Background: This paper seeks to extend research into the adult sequelae of childhood conduct problems by investigating the associations between conduct problems in middle childhood and psychosocial outcomes in adulthood.
Method: Data were gathered during the course of a 25-year longitudinal study of a birth cohort of New Zealand young people. Information was collected on: a) parent and teacher reports of child conduct problems at ages 7, 8 and 9 years; b) measures of crime, substance use, mental health, sexual/partner relationships, education/employment; c) confounding factors, including childhood, family and educational characteristics.
Results: There were statistically significant associations between childhood conduct problems from 7-9 years and risks of adverse outcomes across all domains of functioning. After control for confounding factors the associations between conduct problems and education/employment outcomes became statistically non-significant. Associations persisted for other outcomes (crime, substance dependence, mental health and sexual/partner relationships). Children in the most disturbed 5% of the cohort had rates of these outcomes that were between 1.5 and 19 times higher than rates for the least disturbed 50% of the cohort. The associations between conduct problems and adult outcomes were similar for males and females.
Conclusions: Childhood conduct problems were associated with a wide range of adverse psychosocial outcomes (crime, substance use, mental health, sexual/partner relationships) even after control for confounding factors.

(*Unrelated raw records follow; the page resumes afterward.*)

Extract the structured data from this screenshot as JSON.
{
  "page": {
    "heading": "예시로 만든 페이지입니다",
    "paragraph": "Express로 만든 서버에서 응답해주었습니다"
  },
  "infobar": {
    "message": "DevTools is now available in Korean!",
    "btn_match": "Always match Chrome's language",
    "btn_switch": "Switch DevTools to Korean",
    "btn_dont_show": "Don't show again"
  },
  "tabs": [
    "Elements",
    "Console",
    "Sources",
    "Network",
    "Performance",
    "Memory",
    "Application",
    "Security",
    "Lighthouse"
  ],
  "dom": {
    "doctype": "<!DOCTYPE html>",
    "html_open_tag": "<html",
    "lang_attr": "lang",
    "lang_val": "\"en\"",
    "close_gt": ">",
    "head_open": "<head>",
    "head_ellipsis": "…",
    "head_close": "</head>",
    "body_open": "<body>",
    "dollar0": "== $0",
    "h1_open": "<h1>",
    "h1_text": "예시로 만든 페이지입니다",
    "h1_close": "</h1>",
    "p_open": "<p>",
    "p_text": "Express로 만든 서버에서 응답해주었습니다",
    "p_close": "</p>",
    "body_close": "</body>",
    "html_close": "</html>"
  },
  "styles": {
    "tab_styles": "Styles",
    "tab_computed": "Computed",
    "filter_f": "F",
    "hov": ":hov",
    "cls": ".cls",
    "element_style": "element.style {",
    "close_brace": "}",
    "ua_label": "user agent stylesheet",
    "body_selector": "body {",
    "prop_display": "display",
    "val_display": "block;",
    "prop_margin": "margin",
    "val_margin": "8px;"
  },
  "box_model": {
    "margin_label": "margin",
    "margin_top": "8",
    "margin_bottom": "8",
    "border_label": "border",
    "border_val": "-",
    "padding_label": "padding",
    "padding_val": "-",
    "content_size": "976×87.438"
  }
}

The results reinforce the need for greater investment into interventions to address these problems.